V 1 1 there ia no
HOOSIER DISC; DRILLS;
.V ! a
Press Drills with Single Disc or Steel
runners. High wheel Drill with Disc .
or Steel runners.
All have press wheels it wanted. Will sow wheat, oats
barley, peas or beans. Single
choke and opens Furrow better
life Have Realized f he f act,
that in order to sell goods these days, they must
BE sold on the very LO WES T margin, some
at cost, some below cost. We have on hand a
large and complete assortment of FURNI
TURE. We will close out the entire stock
We have bargains for you, and if you are go
ing to buy Furniture, come and get our pri
ces. Bear in mind that a dollar saved is a dol
lar made. , ,
And dealers In all kinds of Metalic,
Cloth and Wood Caskets and Cases.
Burial Robes, etc. Bodies embalmed
and prepared for shipment. Orders in
town or country promptly attended to
at all hours, day or night.
Elegant New Hearse XXl: CX85
Office and Sales Room corner Sixth and Main Streets. ' '
Citizens' Telephone, office 45. R. E. Nichols' residence, Bell Telephone 279.
THE PHOENIX BANK,
PAID III CAPITAL,
W solicit the aoconntt of Farmers, Merohants and others, and guarantee a lihnl
treatment as U consistent with safe bnslnesi brinololes. "new
J. P. STREET, JNO. W. FKIEKMtN, Jr., v yJm BUTTON
,Janl President.
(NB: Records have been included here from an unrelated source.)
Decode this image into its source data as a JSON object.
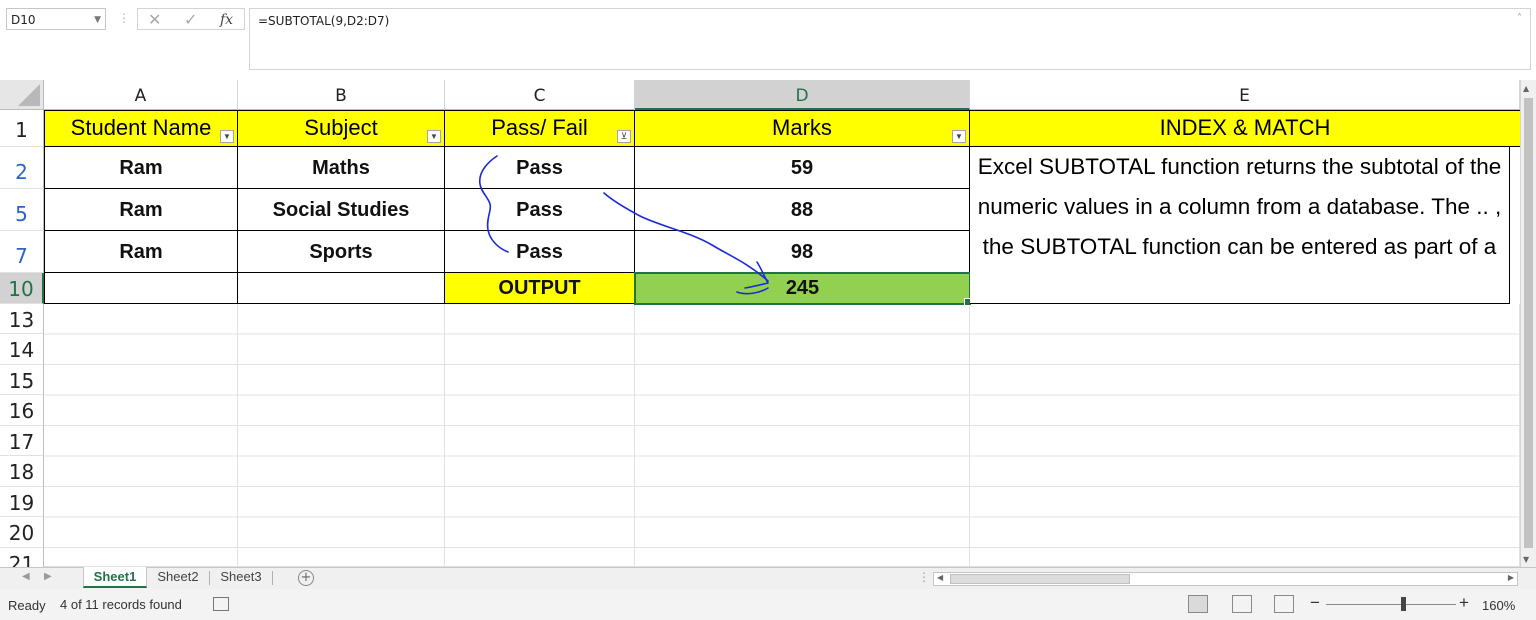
{
  "formula_bar": {
    "name_box": "D10",
    "cancel_icon": "✕",
    "enter_icon": "✓",
    "fx_label": "fx",
    "formula": "=SUBTOTAL(9,D2:D7)"
  },
  "columns": [
    "A",
    "B",
    "C",
    "D",
    "E"
  ],
  "selected_column": "D",
  "rows": [
    "1",
    "2",
    "5",
    "7",
    "10",
    "13",
    "14",
    "15",
    "16",
    "17",
    "18",
    "19",
    "20",
    "21"
  ],
  "selected_row": "10",
  "header_row": {
    "a": "Student Name",
    "b": "Subject",
    "c": "Pass/ Fail",
    "d": "Marks",
    "e": "INDEX & MATCH"
  },
  "data_rows": [
    {
      "a": "Ram",
      "b": "Maths",
      "c": "Pass",
      "d": "59"
    },
    {
      "a": "Ram",
      "b": "Social Studies",
      "c": "Pass",
      "d": "88"
    },
    {
      "a": "Ram",
      "b": "Sports",
      "c": "Pass",
      "d": "98"
    }
  ],
  "output_row": {
    "c": "OUTPUT",
    "d": "245"
  },
  "description": "Excel SUBTOTAL function returns the subtotal of the numeric values in a column from a database. The .. , the SUBTOTAL function can be entered as part of a",
  "sheets": [
    "Sheet1",
    "Sheet2",
    "Sheet3"
  ],
  "active_sheet": "Sheet1",
  "status": {
    "ready": "Ready",
    "records": "4 of 11 records found",
    "zoom": "160%"
  },
  "colors": {
    "header_fill": "#ffff00",
    "output_fill": "#92d050",
    "accent": "#217346",
    "ink": "#1a2bd9"
  }
}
Vice-President. cfhlJc
FAISini M1RCBANTS' BANK,"
Strictly a Banking Business.
J. W. FRY,
t. jt ...
fiirM ,0UU depoBlu' no mUe' hw
The MAURY NATIONAL BANK
fO" Accounts ot farmers. mrchnf nH
0.uKUlfi T. UUUH KS. KMbiHT
. J111 President.
HARRIS & COLE BROTHERS,
ROUGH . aM DRESSED LUMBER
' OF EVERY DESCRIPTION.
Also Sash, Doors, Blinds and Houldings.
WOO deUvtre to all pacta f tha citr
Disc runs lighter, does not
Sattcpfield E; Dodson,
Main Street, Columbia, Teuu.
BOARD OF DIRECTORS I
J. P. STREET.
JOHN W. FRIERSON, Ja.
JOHN A. OAKER.
JOHN D. DOBBINS.
. J. L. HUTTON.
W. B. GREENLAW
V. V. W ATKINS.
TENN ESS BBS.
Bith a 1. Howard. J. P. Browkuow. J. J.
J. E. Browklow. J. F. Browwlow. T J. Ril
J. P. RRllwvi nw ' . '
. . . x. Dnuivjuiw.
v ice-rreHiaent. Cashier
small, and promise courteous attention to'ou'r
Janl . 4
BOARD OF DIRECTORS
C. A. Parker.
H. L. Martin.
W. W. Joyce.
R. O. Church
A. F. Brown.
A. B. Rains.
W. M. Cheaira.
W. P. Ridley.
R. W. McLeinora, Jr.
John W. Cecil.
J ames Andrewi
C CH VKChV"
C. A. PARKER,
and Dealers la